Avigdor Lieberman says Israel is "capitulating to terror".
Israeli Defence Minister Avigdor Lieberman announced his resignation on Wednesday, leaving the future of Prime Minister Benjamin Netanyahu's government uncertain. Here is where the situation stands:
Why did Lieberman resign?
Lieberman has long called for harsh action against Hamas, and has recently made clear he disagrees with Netanyahu's strategy.
Their disagreement came to a head with Tuesday's ceasefire that ended the worst escalation between Israeli and Palestinian militants in Gaza since a 2014 war. Lieberman called it "capitulating to terror".
Political considerations likely also played a role.
There has long been speculation that elections will be called before November 2019, when they are due.
The time was perhaps right for Lieberman to quit and seize momentum for his small, right-wing party Yisrael Beitenu, which holds fewer seats in parliament than Netanyahu's Likud and his rivals from the far-right Jewish Home.
By resigning, Lieberman removes five seats from Netanyahu's parliamentary coalition, leaving the premier with a one-seat majority (61 out of 120 seats).
One of the main reasons Netanyahu negotiated with Lieberman to join his coalition in 2016 was to give himself some breathing space.

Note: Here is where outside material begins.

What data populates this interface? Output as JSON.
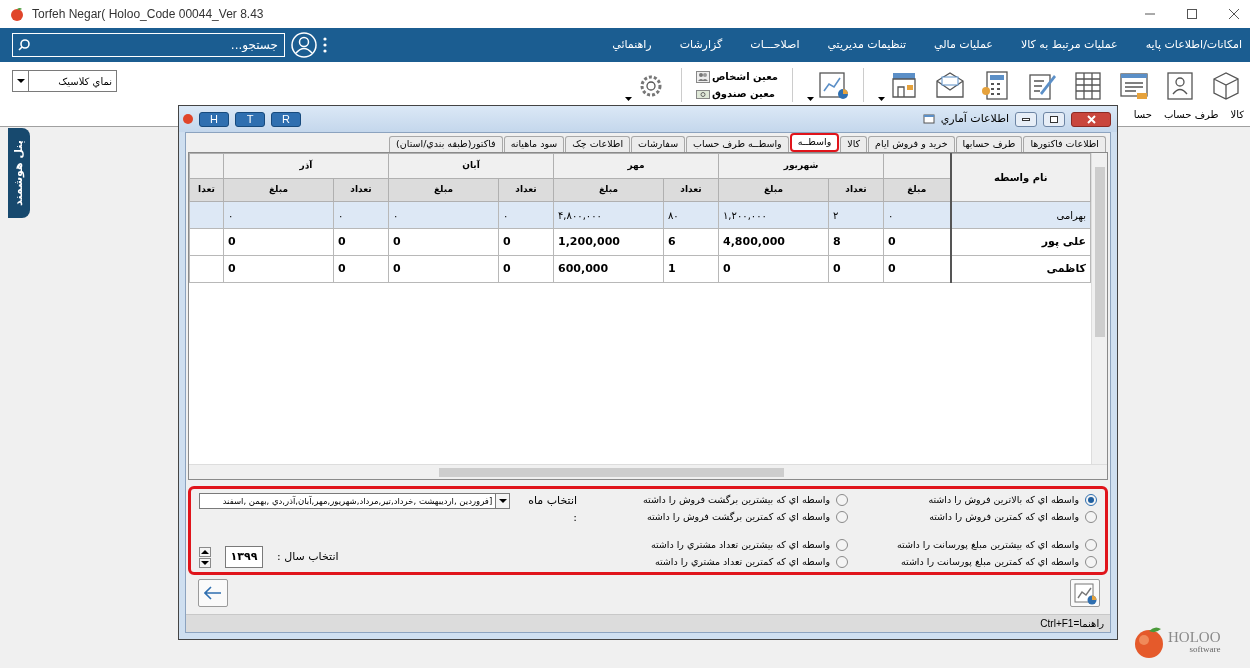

The government formed after 2015 elections was already seen as the most right-wing in Israel's history even before Lieberman joined.
It can in theory seek to survive until the end of its four-year term, but it is at the mercy of the various parties' interests and those of Netanyahu himself.
Likud says early elections will not be necessary and that Netanyahu is now seeking to stabilise the coalition.
But Jewish Home, the party of Education Minister Naftali Bennett, was threatening to withdraw if he is not given the defence portfolio.
Netanyahu would likely be reluctant to grant such a position to Bennett, one of his main rivals on the right.
No Israeli government has served out its full term in 30 years.
What's at stake for Netanyahu?
Prime minister for a total of more than 12 years, Netanyahu could surpass Israel's founding father David Ben-Gurion's record next year.
Polls suggest he and his Likud would be favourites should polls be called, with Netanyahu's reputation as Israel's "Mr. Security" still valued among voters, though it's unclear if the recent Gaza escalation will affect that.
There has been speculation for months that Netanyahu may opt for early elections, particularly with the police having recommended charges against him in two corruption probes.
The attorney general is expected to decide whether to bring charges in the months ahead, and the thinking is that he would be better placed to combat them with a fresh electoral endorsement.
But he would want to make the move at the most advantageous time and he is currently facing criticism over the Gaza ceasefire.
'Victory' for Gaza and Hamas?
After months of deadly unrest, Hamas and its ally Islamic Jihad celebrated Lieberman's resignation as a "victory."
Egypt and the United Nations have been attempting to mediate a long-term truce between Hamas and Israel, and Netanyahu has admitted he welcomes mediation to prevent a humanitarian collapse in Gaza.
Netanyahu has preferred to contain Hamas rather than seek to remove it from power, worried that it would leave a power vacuum in Gaza and that Israel would have difficulty assuming security responsibility for the territory it withdrew from in 2005.
"I do not shrink from a necessary war but I want to avoid it when it is not essential," Netanyahu said Saturday.
At the same time, he said there was no political solution for Gaza.
"The time has come for us to understand what every child in Gaza knows: Bibi is in favour of the Hamas regime," Nahum Barnea wrote in Israel's Yediot Aharonot newspaper, using the premier's nickname.
"He is in favour of the Hamas regime because he doesn’t find any of the other alternatives appealing."